---- Extracted information
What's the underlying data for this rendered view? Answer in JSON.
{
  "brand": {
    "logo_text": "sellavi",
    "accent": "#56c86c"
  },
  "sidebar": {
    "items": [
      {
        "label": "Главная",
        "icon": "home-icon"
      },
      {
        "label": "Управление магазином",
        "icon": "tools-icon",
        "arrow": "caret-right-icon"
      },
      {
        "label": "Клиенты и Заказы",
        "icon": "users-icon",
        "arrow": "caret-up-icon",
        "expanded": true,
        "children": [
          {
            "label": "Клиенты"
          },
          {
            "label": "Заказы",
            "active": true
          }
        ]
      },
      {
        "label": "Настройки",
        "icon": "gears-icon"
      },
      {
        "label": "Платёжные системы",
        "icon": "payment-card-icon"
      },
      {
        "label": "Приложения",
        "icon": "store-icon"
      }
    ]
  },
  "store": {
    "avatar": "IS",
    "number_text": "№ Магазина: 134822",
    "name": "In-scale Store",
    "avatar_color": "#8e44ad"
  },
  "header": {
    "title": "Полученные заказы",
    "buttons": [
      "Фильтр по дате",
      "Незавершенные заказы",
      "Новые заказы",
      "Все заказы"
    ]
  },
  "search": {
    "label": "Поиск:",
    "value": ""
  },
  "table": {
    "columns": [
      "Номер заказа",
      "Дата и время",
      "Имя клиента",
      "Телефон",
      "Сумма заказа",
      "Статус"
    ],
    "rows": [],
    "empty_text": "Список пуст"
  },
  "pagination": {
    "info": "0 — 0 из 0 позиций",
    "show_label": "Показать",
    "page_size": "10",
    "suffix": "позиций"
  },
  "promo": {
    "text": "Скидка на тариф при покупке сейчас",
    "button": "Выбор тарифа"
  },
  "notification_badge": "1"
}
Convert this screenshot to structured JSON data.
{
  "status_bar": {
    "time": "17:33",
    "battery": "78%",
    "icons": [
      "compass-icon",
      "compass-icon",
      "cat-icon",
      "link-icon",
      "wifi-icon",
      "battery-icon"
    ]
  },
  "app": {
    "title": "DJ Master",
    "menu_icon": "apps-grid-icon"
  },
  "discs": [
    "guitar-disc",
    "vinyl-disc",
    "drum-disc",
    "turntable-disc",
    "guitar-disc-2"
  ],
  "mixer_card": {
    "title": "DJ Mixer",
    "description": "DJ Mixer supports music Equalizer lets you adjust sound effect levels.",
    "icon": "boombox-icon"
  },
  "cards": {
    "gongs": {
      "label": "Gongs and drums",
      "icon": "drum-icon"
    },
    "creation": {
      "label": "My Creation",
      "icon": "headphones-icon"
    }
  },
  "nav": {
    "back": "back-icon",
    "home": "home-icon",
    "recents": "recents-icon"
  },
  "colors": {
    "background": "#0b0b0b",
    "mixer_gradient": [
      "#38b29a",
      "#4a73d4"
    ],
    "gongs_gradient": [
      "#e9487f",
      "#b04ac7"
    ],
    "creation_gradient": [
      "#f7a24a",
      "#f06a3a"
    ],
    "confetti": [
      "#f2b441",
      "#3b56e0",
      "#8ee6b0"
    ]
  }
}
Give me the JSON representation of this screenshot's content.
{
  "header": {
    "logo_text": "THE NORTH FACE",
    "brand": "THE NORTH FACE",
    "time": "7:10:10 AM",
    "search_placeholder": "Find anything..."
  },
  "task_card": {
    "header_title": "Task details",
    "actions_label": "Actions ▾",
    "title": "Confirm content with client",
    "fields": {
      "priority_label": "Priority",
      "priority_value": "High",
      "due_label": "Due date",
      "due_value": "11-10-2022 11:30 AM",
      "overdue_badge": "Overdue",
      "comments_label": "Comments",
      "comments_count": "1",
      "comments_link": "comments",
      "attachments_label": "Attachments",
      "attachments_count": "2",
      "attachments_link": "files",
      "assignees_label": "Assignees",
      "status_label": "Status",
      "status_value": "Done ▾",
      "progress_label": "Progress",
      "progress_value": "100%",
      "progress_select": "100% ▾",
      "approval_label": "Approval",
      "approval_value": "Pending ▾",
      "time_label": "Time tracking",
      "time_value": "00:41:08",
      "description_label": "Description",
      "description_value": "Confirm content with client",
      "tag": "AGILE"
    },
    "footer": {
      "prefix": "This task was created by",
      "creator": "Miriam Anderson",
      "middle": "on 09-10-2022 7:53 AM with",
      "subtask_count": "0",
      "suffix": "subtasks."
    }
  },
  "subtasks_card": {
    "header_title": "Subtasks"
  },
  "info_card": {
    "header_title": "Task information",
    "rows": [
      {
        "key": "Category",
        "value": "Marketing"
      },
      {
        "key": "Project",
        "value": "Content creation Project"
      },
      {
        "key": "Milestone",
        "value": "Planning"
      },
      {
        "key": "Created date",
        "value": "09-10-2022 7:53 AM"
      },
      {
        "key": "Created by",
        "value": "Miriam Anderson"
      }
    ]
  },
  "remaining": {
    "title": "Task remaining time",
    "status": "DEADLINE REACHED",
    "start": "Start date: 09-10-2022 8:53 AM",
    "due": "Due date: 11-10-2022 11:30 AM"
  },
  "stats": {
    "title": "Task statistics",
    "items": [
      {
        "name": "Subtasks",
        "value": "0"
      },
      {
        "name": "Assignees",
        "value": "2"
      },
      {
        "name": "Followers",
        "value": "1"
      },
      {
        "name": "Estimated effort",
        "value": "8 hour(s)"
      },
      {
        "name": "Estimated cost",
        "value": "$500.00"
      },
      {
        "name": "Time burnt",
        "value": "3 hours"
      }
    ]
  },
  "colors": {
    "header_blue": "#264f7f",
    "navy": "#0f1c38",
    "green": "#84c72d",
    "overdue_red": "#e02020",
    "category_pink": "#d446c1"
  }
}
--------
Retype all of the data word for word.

Answer space ::
What's the underlying data for this rendered view? Answer in JSON.
{
  "brand": {
    "logo_text": "sellavi",
    "accent": "#56c86c"
  },
  "sidebar": {
    "items": [
      {
        "label": "Главная",
        "icon": "home-icon"
      },
      {
        "label": "Управление магазином",
        "icon": "tools-icon",
        "arrow": "caret-right-icon"
      },
      {
        "label": "Клиенты и Заказы",
        "icon": "users-icon",
        "arrow": "caret-up-icon",
        "expanded": true,
        "children": [
          {
            "label": "Клиенты"
          },
          {
            "label": "Заказы",
            "active": true
          }
        ]
      },
      {
        "label": "Настройки",
        "icon": "gears-icon"
      },
      {
        "label": "Платёжные системы",
        "icon": "payment-card-icon"
      },
      {
        "label": "Приложения",
        "icon": "store-icon"
      }
    ]
  },
  "store": {
    "avatar": "IS",
    "number_text": "№ Магазина: 134822",
    "name": "In-scale Store",
    "avatar_color": "#8e44ad"
  },
  "header": {
    "title": "Полученные заказы",
    "buttons": [
      "Фильтр по дате",
      "Незавершенные заказы",
      "Новые заказы",
      "Все заказы"
    ]
  },
  "search": {
    "label": "Поиск:",
    "value": ""
  },
  "table": {
    "columns": [
      "Номер заказа",
      "Дата и время",
      "Имя клиента",
      "Телефон",
      "Сумма заказа",
      "Статус"
    ],
    "rows": [],
    "empty_text": "Список пуст"
  },
  "pagination": {
    "info": "0 — 0 из 0 позиций",
    "show_label": "Показать",
    "page_size": "10",
    "suffix": "позиций"
  },
  "promo": {
    "text": "Скидка на тариф при покупке сейчас",
    "button": "Выбор тарифа"
  },
  "notification_badge": "1"
}
Convert this screenshot to structured JSON data.
{
  "status_bar": {
    "time": "17:33",
    "battery": "78%",
    "icons": [
      "compass-icon",
      "compass-icon",
      "cat-icon",
      "link-icon",
      "wifi-icon",
      "battery-icon"
    ]
  },
  "app": {
    "title": "DJ Master",
    "menu_icon": "apps-grid-icon"
  },
  "discs": [
    "guitar-disc",
    "vinyl-disc",
    "drum-disc",
    "turntable-disc",
    "guitar-disc-2"
  ],
  "mixer_card": {
    "title": "DJ Mixer",
    "description": "DJ Mixer supports music Equalizer lets you adjust sound effect levels.",
    "icon": "boombox-icon"
  },
  "cards": {
    "gongs": {
      "label": "Gongs and drums",
      "icon": "drum-icon"
    },
    "creation": {
      "label": "My Creation",
      "icon": "headphones-icon"
    }
  },
  "nav": {
    "back": "back-icon",
    "home": "home-icon",
    "recents": "recents-icon"
  },
  "colors": {
    "background": "#0b0b0b",
    "mixer_gradient": [
      "#38b29a",
      "#4a73d4"
    ],
    "gongs_gradient": [
      "#e9487f",
      "#b04ac7"
    ],
    "creation_gradient": [
      "#f7a24a",
      "#f06a3a"
    ],
    "confetti": [
      "#f2b441",
      "#3b56e0",
      "#8ee6b0"
    ]
  }
}
Give me the JSON representation of this screenshot's content.
{
  "header": {
    "logo_text": "THE NORTH FACE",
    "brand": "THE NORTH FACE",
    "time": "7:10:10 AM",
    "search_placeholder": "Find anything..."
  },
  "task_card": {
    "header_title": "Task details",
    "actions_label": "Actions ▾",
    "title": "Confirm content with client",
    "fields": {
      "priority_label": "Priority",
      "priority_value": "High",
      "due_label": "Due date",
      "due_value": "11-10-2022 11:30 AM",
      "overdue_badge": "Overdue",
      "comments_label": "Comments",
      "comments_count": "1",
      "comments_link": "comments",
      "attachments_label": "Attachments",
      "attachments_count": "2",
      "attachments_link": "files",
      "assignees_label": "Assignees",
      "status_label": "Status",
      "status_value": "Done ▾",
      "progress_label": "Progress",
      "progress_value": "100%",
      "progress_select": "100% ▾",
      "approval_label": "Approval",
      "approval_value": "Pending ▾",
      "time_label": "Time tracking",
      "time_value": "00:41:08",
      "description_label": "Description",
      "description_value": "Confirm content with client",
      "tag": "AGILE"
    },
    "footer": {
      "prefix": "This task was created by",
      "creator": "Miriam Anderson",
      "middle": "on 09-10-2022 7:53 AM with",
      "subtask_count": "0",
      "suffix": "subtasks."
    }
  },
  "subtasks_card": {
    "header_title": "Subtasks"
  },
  "info_card": {
    "header_title": "Task information",
    "rows": [
      {
        "key": "Category",
        "value": "Marketing"
      },
      {
        "key": "Project",
        "value": "Content creation Project"
      },
      {
        "key": "Milestone",
        "value": "Planning"
      },
      {
        "key": "Created date",
        "value": "09-10-2022 7:53 AM"
      },
      {
        "key": "Created by",
        "value": "Miriam Anderson"
      }
    ]
  },
  "remaining": {
    "title": "Task remaining time",
    "status": "DEADLINE REACHED",
    "start": "Start date: 09-10-2022 8:53 AM",
    "due": "Due date: 11-10-2022 11:30 AM"
  },
  "stats": {
    "title": "Task statistics",
    "items": [
      {
        "name": "Subtasks",
        "value": "0"
      },
      {
        "name": "Assignees",
        "value": "2"
      },
      {
        "name": "Followers",
        "value": "1"
      },
      {
        "name": "Estimated effort",
        "value": "8 hour(s)"
      },
      {
        "name": "Estimated cost",
        "value": "$500.00"
      },
      {
        "name": "Time burnt",
        "value": "3 hours"
      }
    ]
  },
  "colors": {
    "header_blue": "#264f7f",
    "navy": "#0f1c38",
    "green": "#84c72d",
    "overdue_red": "#e02020",
    "category_pink": "#d446c1"
  }
}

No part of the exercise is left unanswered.